Aboriginal actress and activist Tantoo Cardinal, 66, was born in Fort McMurray, Alta. Known for roles in Dances With Wolves, Legends of the Fall and Longmire, she is a member of the Order of Canada and, this year, won the Academy of Canadian Cinema & Television’s Earle Grey Award for lifetime achievement.
I grew up in an environment where our traditions, stories, ceremonies—everything had gone underground. In my time, there was a lot of silence. But there were ideas and parts of stories that would surface now and again. Once, when I was around five, the night sky turned red. It created a sense of awe, and out of that awe came fragments of stories about what was coming in the world. There would be a time when the sky would change. There would come a time when the trees would change colour, the fish would turn belly-up, dying in the thousands.

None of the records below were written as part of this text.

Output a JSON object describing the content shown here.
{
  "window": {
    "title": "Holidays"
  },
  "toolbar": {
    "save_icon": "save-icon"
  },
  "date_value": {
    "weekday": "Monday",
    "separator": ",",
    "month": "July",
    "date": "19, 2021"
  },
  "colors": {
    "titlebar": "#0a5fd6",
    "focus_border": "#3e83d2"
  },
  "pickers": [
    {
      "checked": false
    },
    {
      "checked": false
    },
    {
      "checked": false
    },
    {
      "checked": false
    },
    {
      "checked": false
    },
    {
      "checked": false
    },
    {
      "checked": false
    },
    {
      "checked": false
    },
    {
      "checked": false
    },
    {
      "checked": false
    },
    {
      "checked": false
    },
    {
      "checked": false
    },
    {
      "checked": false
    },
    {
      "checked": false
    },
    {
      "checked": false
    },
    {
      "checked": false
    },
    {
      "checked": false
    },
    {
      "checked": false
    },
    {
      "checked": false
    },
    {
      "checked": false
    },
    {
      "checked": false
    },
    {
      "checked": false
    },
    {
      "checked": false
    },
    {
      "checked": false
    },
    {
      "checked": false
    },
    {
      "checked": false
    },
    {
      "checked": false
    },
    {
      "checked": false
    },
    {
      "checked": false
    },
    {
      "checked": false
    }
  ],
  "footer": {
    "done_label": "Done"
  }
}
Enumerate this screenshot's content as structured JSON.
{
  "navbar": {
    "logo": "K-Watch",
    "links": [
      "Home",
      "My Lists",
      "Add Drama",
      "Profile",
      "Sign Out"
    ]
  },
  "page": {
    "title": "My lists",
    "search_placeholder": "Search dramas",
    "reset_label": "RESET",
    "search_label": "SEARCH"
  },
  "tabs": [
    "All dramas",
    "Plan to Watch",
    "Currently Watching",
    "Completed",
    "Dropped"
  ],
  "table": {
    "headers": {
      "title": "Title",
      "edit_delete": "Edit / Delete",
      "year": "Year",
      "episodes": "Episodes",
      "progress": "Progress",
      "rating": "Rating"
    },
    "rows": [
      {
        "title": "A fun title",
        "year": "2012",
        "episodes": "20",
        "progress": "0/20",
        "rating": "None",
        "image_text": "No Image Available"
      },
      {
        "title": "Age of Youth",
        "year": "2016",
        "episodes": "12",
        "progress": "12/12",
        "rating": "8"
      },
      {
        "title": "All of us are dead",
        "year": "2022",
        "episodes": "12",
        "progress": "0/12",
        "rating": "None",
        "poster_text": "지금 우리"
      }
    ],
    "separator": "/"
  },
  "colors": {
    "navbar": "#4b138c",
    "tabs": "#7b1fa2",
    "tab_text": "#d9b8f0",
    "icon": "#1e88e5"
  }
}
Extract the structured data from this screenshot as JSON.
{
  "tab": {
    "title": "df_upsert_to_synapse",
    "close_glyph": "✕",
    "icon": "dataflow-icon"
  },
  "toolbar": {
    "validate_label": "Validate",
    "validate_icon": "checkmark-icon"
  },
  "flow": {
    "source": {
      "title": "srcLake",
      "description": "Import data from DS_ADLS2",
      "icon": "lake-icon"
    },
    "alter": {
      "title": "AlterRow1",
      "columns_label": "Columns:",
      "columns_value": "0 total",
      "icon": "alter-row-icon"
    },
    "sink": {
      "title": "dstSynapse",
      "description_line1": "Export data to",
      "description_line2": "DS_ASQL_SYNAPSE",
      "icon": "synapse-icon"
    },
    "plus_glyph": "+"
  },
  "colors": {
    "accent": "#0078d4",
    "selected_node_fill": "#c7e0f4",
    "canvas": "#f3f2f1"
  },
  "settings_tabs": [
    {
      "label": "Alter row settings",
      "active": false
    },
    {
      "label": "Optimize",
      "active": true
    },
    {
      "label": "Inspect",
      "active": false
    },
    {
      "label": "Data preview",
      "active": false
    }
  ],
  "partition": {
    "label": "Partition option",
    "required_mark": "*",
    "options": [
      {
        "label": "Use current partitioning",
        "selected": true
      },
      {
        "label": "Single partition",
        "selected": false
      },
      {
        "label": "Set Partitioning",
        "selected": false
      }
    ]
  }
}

There would be great wars.
As a child, I was always aware that these things were coming and, as I progressed out into the world, away from my community to the city, I met people who knew more of the details of these stories, so I kept learning. As the mining in Fort McMurray progressed, and the stories began seeping out about sickness, about what was happening to the animals and the land and the water, I screamed because nobody was paying attention. But it’s like screaming through glass; people see your mouth is moving but you can’t get through.
In order to do those things to the Earth—our sustenance—you have to see the Earth as an object. You cannot see her as a living, breathing force that sustains us. Now, with the Truth and Reconciliation Commission, we can say genocide. Maybe one day we will be able to say ecocide. But my people have not been the ones to listen to. There has been an attempt to snuff us out from the very beginning. Our wisdom has been trampled on. People are encouraged to buy, to be materialistic, to get more and more and more.

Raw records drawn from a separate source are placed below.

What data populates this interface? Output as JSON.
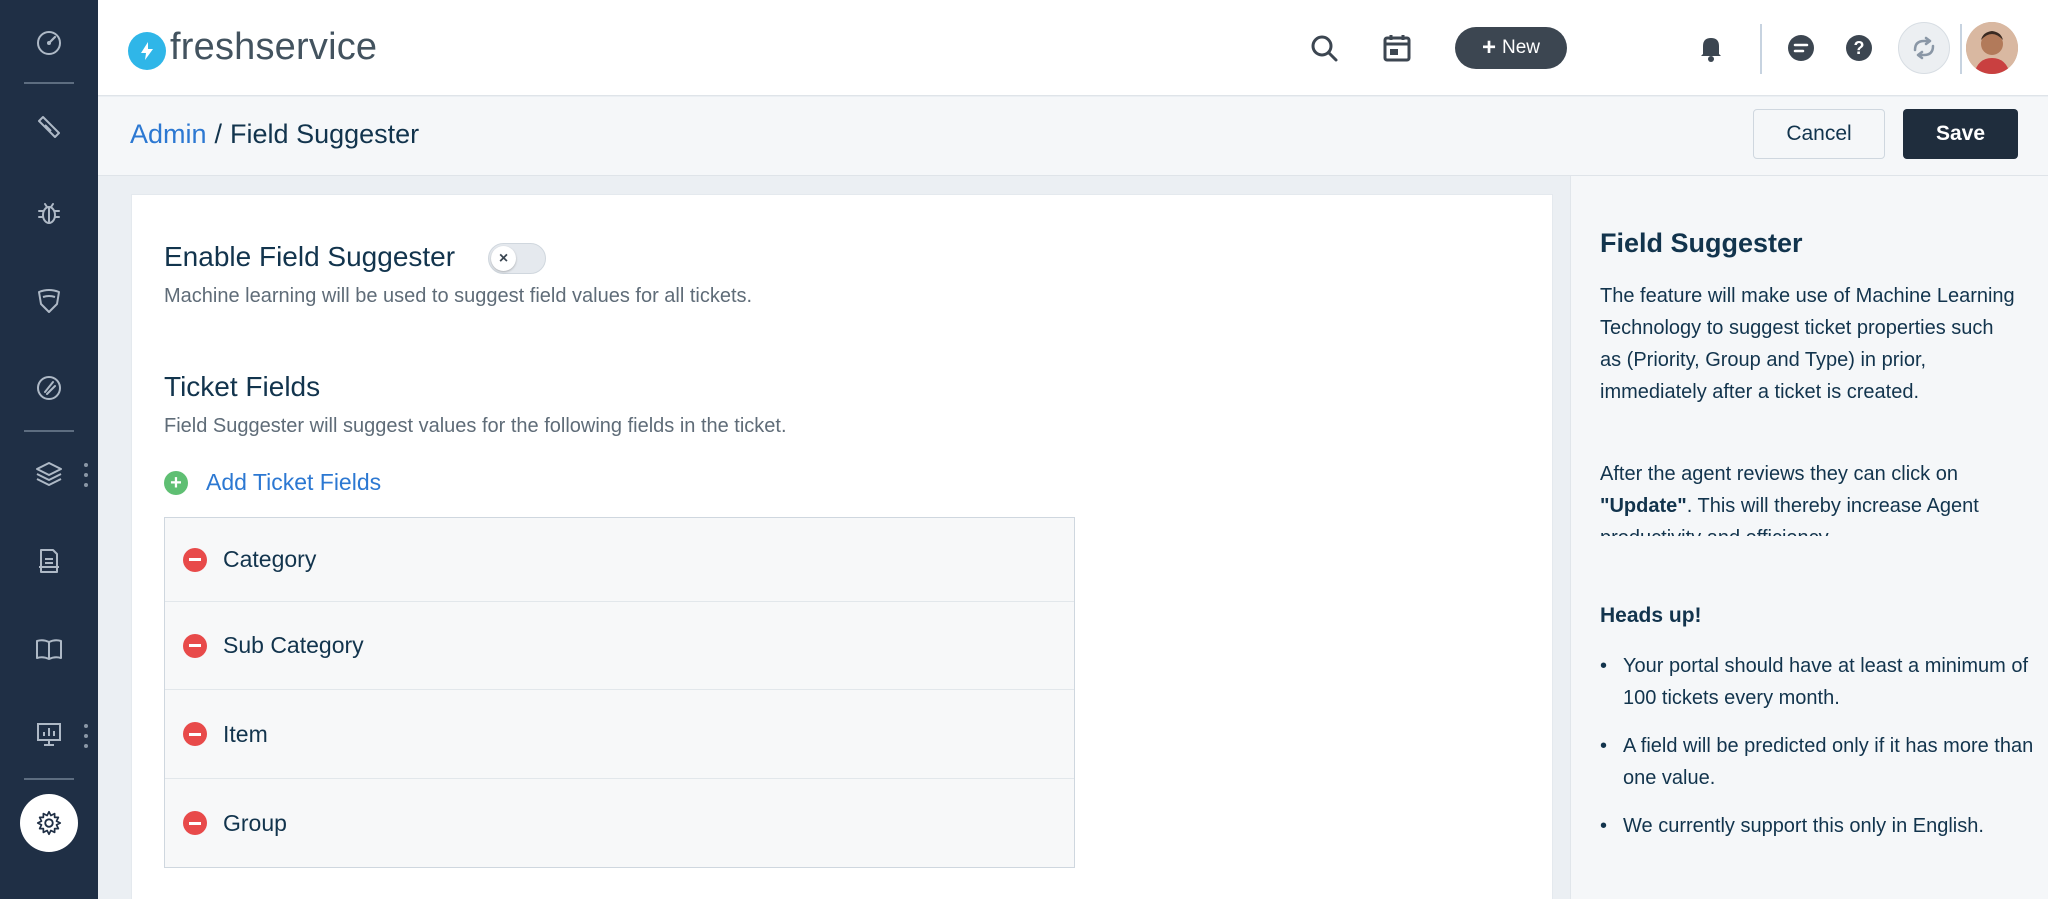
{
  "header": {
    "logo_text": "freshservice",
    "new_button_label": "New"
  },
  "breadcrumb": {
    "parent": "Admin",
    "separator": "/",
    "current": "Field Suggester"
  },
  "actions": {
    "cancel_label": "Cancel",
    "save_label": "Save"
  },
  "enable": {
    "title": "Enable Field Suggester",
    "toggle_on": false,
    "description": "Machine learning will be used to suggest field values for all tickets."
  },
  "ticket_fields": {
    "title": "Ticket Fields",
    "description": "Field Suggester will suggest values for the following fields in the ticket.",
    "add_label": "Add Ticket Fields",
    "items": [
      {
        "label": "Category"
      },
      {
        "label": "Sub Category"
      },
      {
        "label": "Item"
      },
      {
        "label": "Group"
      }
    ]
  },
  "info": {
    "title": "Field Suggester",
    "para1": "The feature will make use of Machine Learning Technology to suggest ticket properties such as (Priority, Group and Type) in prior, immediately after a ticket is created.",
    "para2_prefix": "After the agent reviews they can click on ",
    "para2_bold": "\"Update\"",
    "para2_suffix": ". This will thereby increase Agent productivity and efficiency.",
    "heads_up_title": "Heads up!",
    "heads_up_items": [
      "Your portal should have at least a minimum of 100 tickets every month.",
      "A field will be predicted only if it has more than one value.",
      "We currently support this only in English."
    ]
  },
  "colors": {
    "sidebar_bg": "#1f2f45",
    "link_blue": "#2c78d2",
    "save_bg": "#1f2d3d",
    "add_green": "#5fbf73",
    "remove_red": "#e84a4a",
    "logo_blue": "#2fb6e8"
  },
  "icons": {
    "sidebar": [
      "dashboard-icon",
      "ticket-icon",
      "bug-icon",
      "shield-icon",
      "rocket-icon",
      "layers-icon",
      "inventory-icon",
      "book-icon",
      "analytics-icon",
      "gear-icon"
    ],
    "topbar": [
      "search-icon",
      "calendar-icon",
      "bell-icon",
      "chat-icon",
      "help-icon",
      "info-icon",
      "sync-icon"
    ]
  }
}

I grew up in an environment where we had to fix anything that broke. People were very creative in making what they needed. We lived in a log house with kerosene lamps and candles. I had one foot in the old ways, where you didn’t depend on the store. We ate a lot of wild meat: moose, beaver, rabbits, spruce hens. People had gardens and preserved food, canned vegetables and berries. Then there was a big psychological battle to get people off the land. Even trappers were encouraged to give up their traplines because it was “the way of the past.” When I go by plane to Fort McMurray, I can see why. There are pipelines and cutlines; they needed every inch of that land we were on to do what they are doing.